“I begin with the etymology of ‘settler’ as a thing or person that settles, within the etymology of ‘settle’ as a thing or person that ‘comes to rest,’ that establishes a ‘permanent residence.’ But ‘settle’ also belongs etymologically to ‘reconcile’ or “reconciliation,’ which in turn belongs to ‘bring together’ (again), to ‘make friendly, and to make consistent.’”
This March will bring Free Fall ‘12 to The Theatre Centre, an eight-day biennial national performance festival featuring new and boundary-testing works by emerging and established artists from across Canada.
This iteration of Free Fall investigates shared and individual experiences through theatre, installation, performance art, new media, lectures and online performance.
Co-curated by Theatre Centre Artistic Director Franco Boni and myself, there are works from across the country and also the City of Chicago. The relationship between our two cities will play an important part in this iteration of the festival, which will also host the Chicago-Toronto Performance Summit, an exchange that brings together cultural players from both cities for a sharing of ideas, trends and experiences.
Local Toronto artists at Free Fall ’12 include, Jonathan Goldsbie, Falen Johnson, Coman Poon, Liza Balkan, the Toronto District School Board Media Arts Co-op program with Charles Street Video. This is the last time Free Fall will be based out Theatre Centre’s current home at the historic Great Hall, before it moves to its new home, half a block down Queen Street at the soon-to-be transformed Carnegie Library.
It’s a true honour to be a part of putting this festival together and I hope you’ll visit the Free Fall ’12 site to see which events and performances are ones you would like to check out.

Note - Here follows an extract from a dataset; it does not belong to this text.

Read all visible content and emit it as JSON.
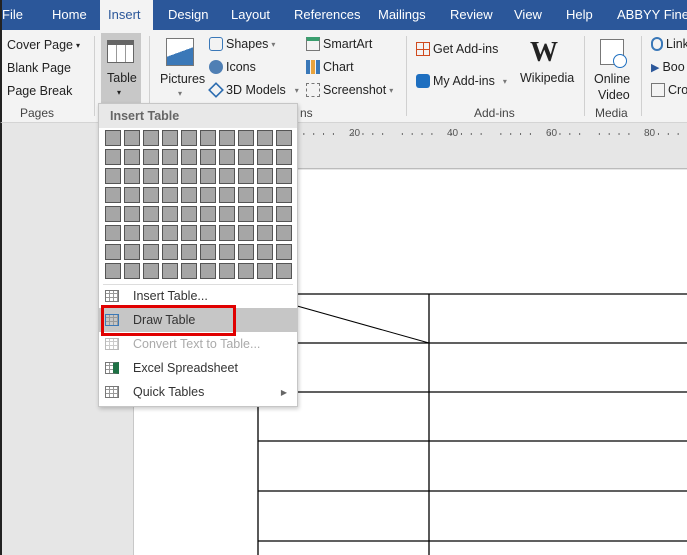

“After the years and years of weaker and waterier imitations, we now find ourselves rejecting the very notion of a holy stage. It is not the fault of the holy that it has become a middle-class weapon to keep the children good.”